The Importance of Having a Health Care Proxy

A Health Care Proxy falls within the three core documents all persons 18 or older should complete (the other two being a Will and Power of Attorney). It is necessary when you have the temporary inability to make medical decisions for yourself and more often when you are stricken with a permanent inability to make such decisions and have been declared to have little to no likelihood of survival.  Understandably, thinking of yourself in an end-of-life situation without any capacity to make decisions is an awful thought.  However, for most people, the thought of being kept alive in that state by artificial means for weeks or months on end is much worse. 

A Health Care Proxy authorizes another individual (usually a spouse, significant other, or adult child) to carry out your health care wishes and, among other powers, allows him or her to enter a Do Not Resuscitate Order (“DNR”) on your behalf to relieve an end of life situation.  Generally, without a Health Care Proxy, all reasonable medical treatments will continue to be provided and people may be kept alive by artificial means indefinitely or until a court order can be obtained to remove such measures.

A Health Care Proxy is usually the shortest and fastest estate planning document to complete.  It requires the appointment of a primary agent and successor agent along with their contact information, including phone numbers, which should be kept current.  Once completed, a copy should be given to your primary care physician and any other facility where you obtain medical treatment.  Your primary care doctor should have your Health Care Proxy saved electronically so another facility can quickly obtain it when authorized and necessary.

An up-to-date Health Care Proxy form should reference and specifically authorize your agent to obtain and review your medical records in compliance with the Health Insurance Portability and Accountability Act of 1996 (HIPAA) privacy regulations.  This allows your agent the discretion, among other powers, to confirm the severity of your medical condition to family members and/or seek a second opinion if warranted.  Also, if you are a registered organ donor or wish to become one, such should be listed in the Health Care Proxy to ensure your wishes are known and carried out. 

The persons you select as primary and successor agents should be aware of your wishes and beliefs when it comes to end-of-life issues.  However, there may be situations where your health care agent may falter or “hope for a miracle” and keep you alive by artificial means longer than you would have preferred if you had the capacity to make the decision.  For this reason, a Health Care Proxy should contain a specific, maximum number of days your agent may wait to authorize the DNR order.  However, after such time expires your agent is then directed to enter such an order on your behalf.  Other practical reasons for specifying a timeframe in your Health Care Proxy are if you have relatives living out of state that would need to be notified or consulted prior to your passing or you wish to give your agent time to seek a second medical opinion.
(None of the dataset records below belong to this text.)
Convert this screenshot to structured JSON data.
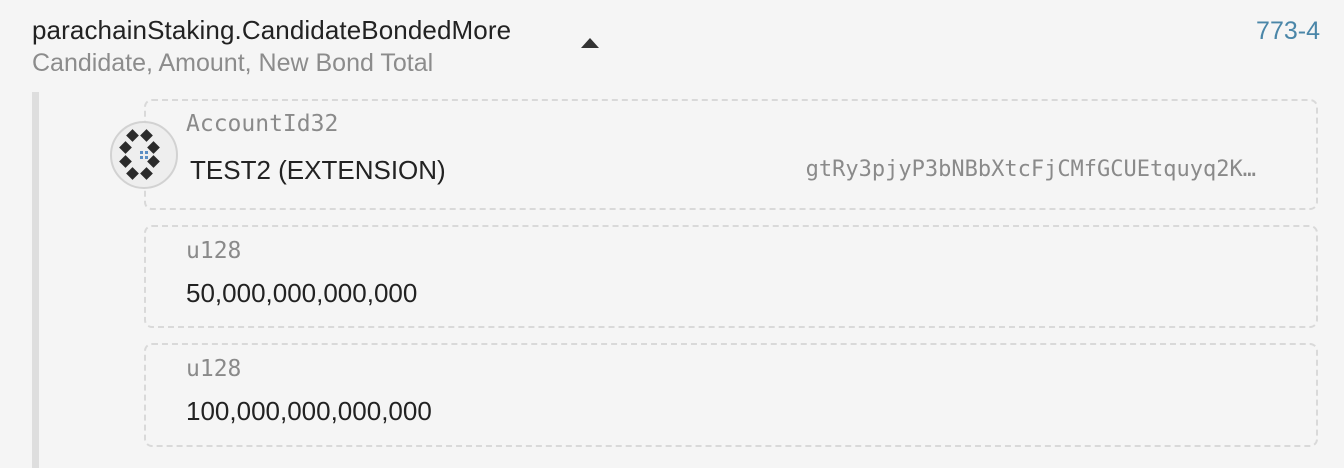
{
  "event": {
    "title": "parachainStaking.CandidateBondedMore",
    "subtitle": "Candidate, Amount, New Bond Total",
    "link": "773-4",
    "toggle_icon": "caret-up-icon"
  },
  "params": [
    {
      "type": "AccountId32",
      "account_name": "TEST2 (EXTENSION)",
      "address": "gtRy3pjyP3bNBbXtcFjCMfGCUEtquyq2K…",
      "icon": "identicon-icon"
    },
    {
      "type": "u128",
      "value": "50,000,000,000,000"
    },
    {
      "type": "u128",
      "value": "100,000,000,000,000"
    }
  ],
  "colors": {
    "link": "#4a86a8",
    "muted": "#8c8c8c",
    "text": "#222222",
    "identicon_dark": "#2b2b2b",
    "identicon_accent": "#5b8ec4"
  }
}
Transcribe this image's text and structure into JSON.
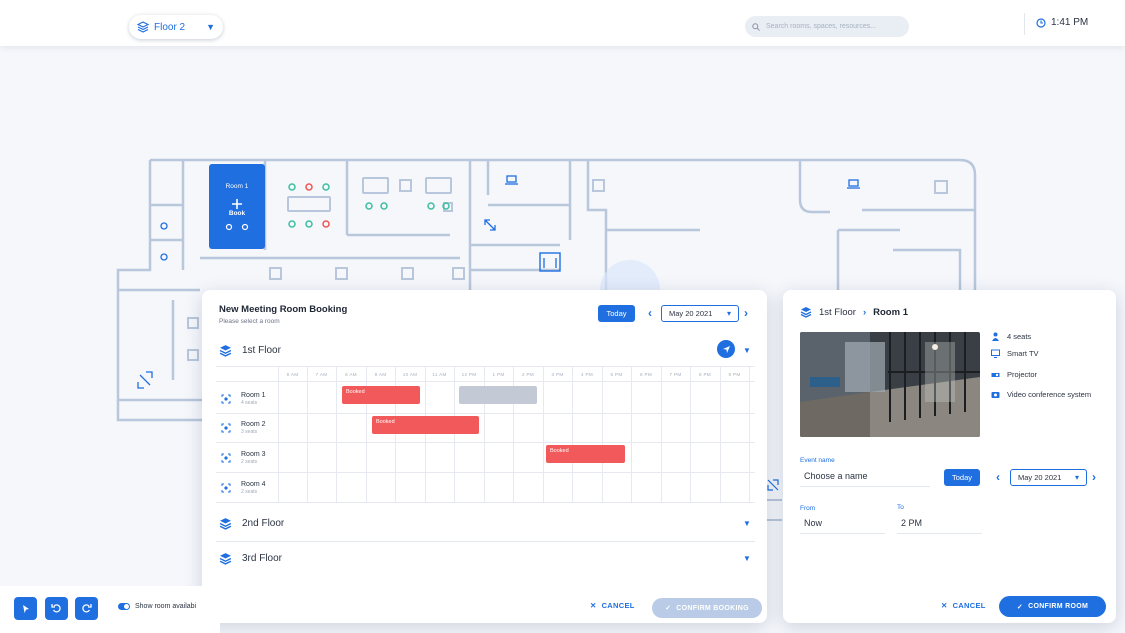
{
  "header": {
    "floor_selector": "Floor 2",
    "search_placeholder": "Search rooms, spaces, resources...",
    "time": "1:41 PM"
  },
  "floor_plan": {
    "selected_room_label": "Room 1",
    "selected_room_action": "Book"
  },
  "booking_modal": {
    "title": "New Meeting Room Booking",
    "subtitle": "Please select a room",
    "today_label": "Today",
    "date": "May 20 2021",
    "floors": [
      "1st Floor",
      "2nd Floor",
      "3rd Floor"
    ],
    "time_slots": [
      "6 AM",
      "7 AM",
      "8 AM",
      "9 AM",
      "10 AM",
      "11 AM",
      "12 PM",
      "1 PM",
      "2 PM",
      "3 PM",
      "4 PM",
      "5 PM",
      "6 PM",
      "7 PM",
      "8 PM",
      "9 PM"
    ],
    "rooms": [
      {
        "name": "Room 1",
        "seats": "4 seats"
      },
      {
        "name": "Room 2",
        "seats": "3 seats"
      },
      {
        "name": "Room 3",
        "seats": "2 seats"
      },
      {
        "name": "Room 4",
        "seats": "2 seats"
      }
    ],
    "booked_label": "Booked",
    "cancel_label": "CANCEL",
    "confirm_label": "CONFIRM BOOKING"
  },
  "room_panel": {
    "floor": "1st Floor",
    "room": "Room 1",
    "amenities": [
      "4 seats",
      "Smart TV",
      "Projector",
      "Video conference system"
    ],
    "event_name_label": "Event name",
    "event_name_value": "Choose a name",
    "today_label": "Today",
    "date": "May 20 2021",
    "from_label": "From",
    "from_value": "Now",
    "to_label": "To",
    "to_value": "2 PM",
    "cancel_label": "CANCEL",
    "confirm_label": "CONFIRM ROOM"
  },
  "bottom_bar": {
    "toggle_label": "Show room availabi"
  },
  "colors": {
    "accent": "#1f6fe0",
    "booked": "#f2595a",
    "pending": "#c3cad6",
    "wall": "#b8c7db"
  }
}
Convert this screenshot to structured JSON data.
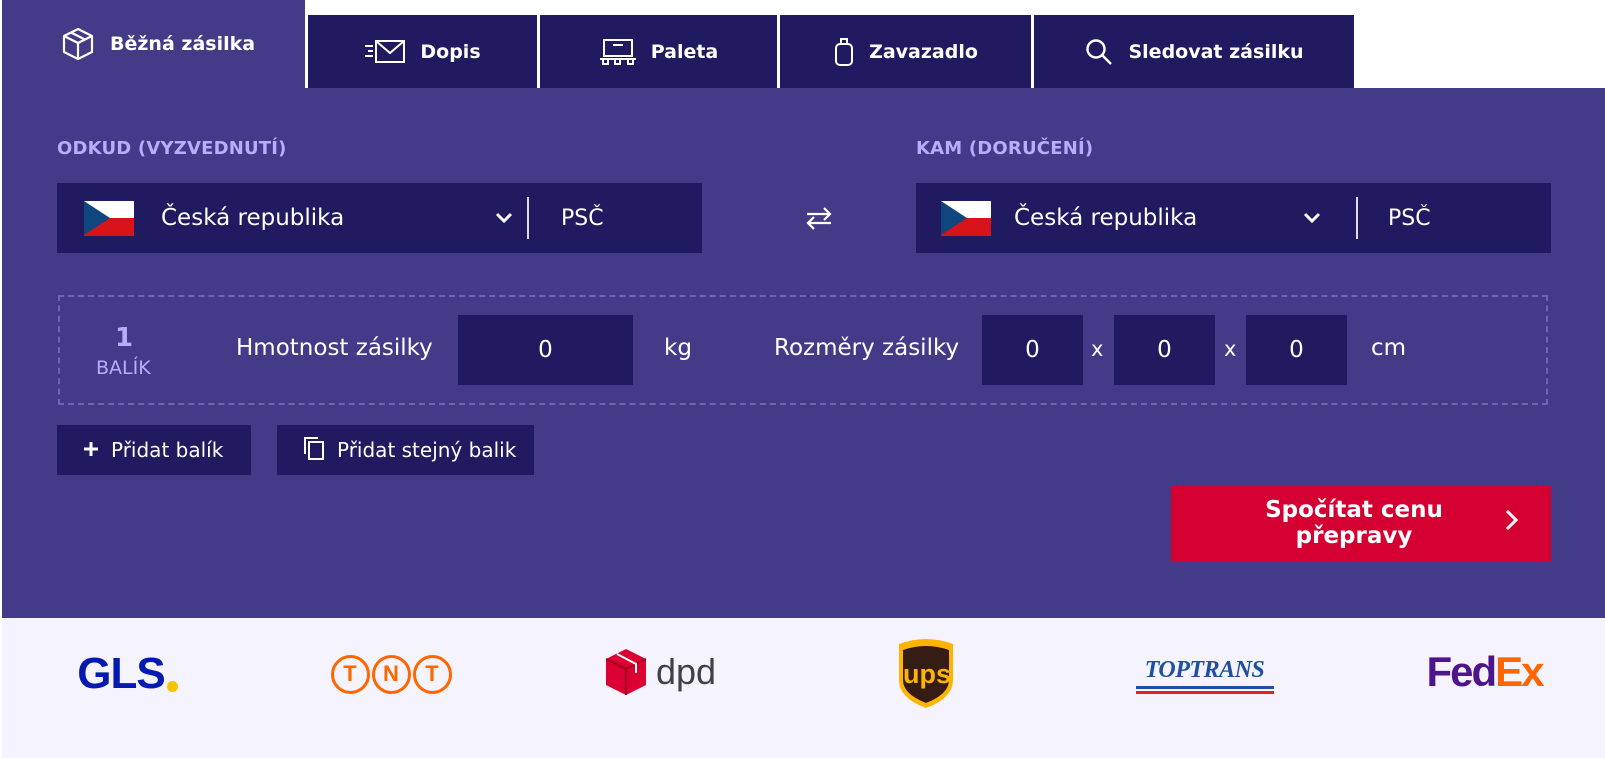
{
  "tabs": [
    {
      "label": "Běžná zásilka",
      "icon": "box-icon",
      "active": true
    },
    {
      "label": "Dopis",
      "icon": "envelope-icon"
    },
    {
      "label": "Paleta",
      "icon": "pallet-icon"
    },
    {
      "label": "Zavazadlo",
      "icon": "luggage-icon"
    },
    {
      "label": "Sledovat zásilku",
      "icon": "magnifier-icon"
    }
  ],
  "from": {
    "label": "ODKUD (VYZVEDNUTÍ)",
    "country": "Česká republika",
    "zip_placeholder": "PSČ"
  },
  "to": {
    "label": "KAM (DORUČENÍ)",
    "country": "Česká republika",
    "zip_placeholder": "PSČ"
  },
  "package": {
    "number": "1",
    "type": "BALÍK",
    "weight_label": "Hmotnost zásilky",
    "weight_value": "0",
    "weight_unit": "kg",
    "dims_label": "Rozměry zásilky",
    "length": "0",
    "width": "0",
    "height": "0",
    "times": "x",
    "dims_unit": "cm"
  },
  "actions": {
    "add_package": "Přidat balík",
    "add_same": "Přidat stejný balik",
    "calculate": "Spočítat cenu přepravy"
  },
  "carriers": [
    {
      "name": "GLS",
      "text": "GLS"
    },
    {
      "name": "TNT",
      "letters": [
        "T",
        "N",
        "T"
      ]
    },
    {
      "name": "DPD",
      "text": "dpd"
    },
    {
      "name": "UPS",
      "text": "ups"
    },
    {
      "name": "TOPTRANS",
      "text": "TOPTRANS"
    },
    {
      "name": "FedEx",
      "fed": "Fed",
      "ex": "Ex"
    }
  ],
  "colors": {
    "tab_bg": "#201a60",
    "panel_bg": "#433a88",
    "label": "#b7adff",
    "cta": "#d50032",
    "logos_bg": "#f5f3fd"
  }
}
A Health Care Proxy takes little time to complete yet can save your family and loved ones many weeks or months of emotional turmoil.  It can also avoid escalating legal and medical costs if your condition allows you to be kept alive indefinitely by artificial means.  As with all estate planning, the peace of mind you provide yourself and your loved ones far outweighs the time and expense of getting your core documents in order.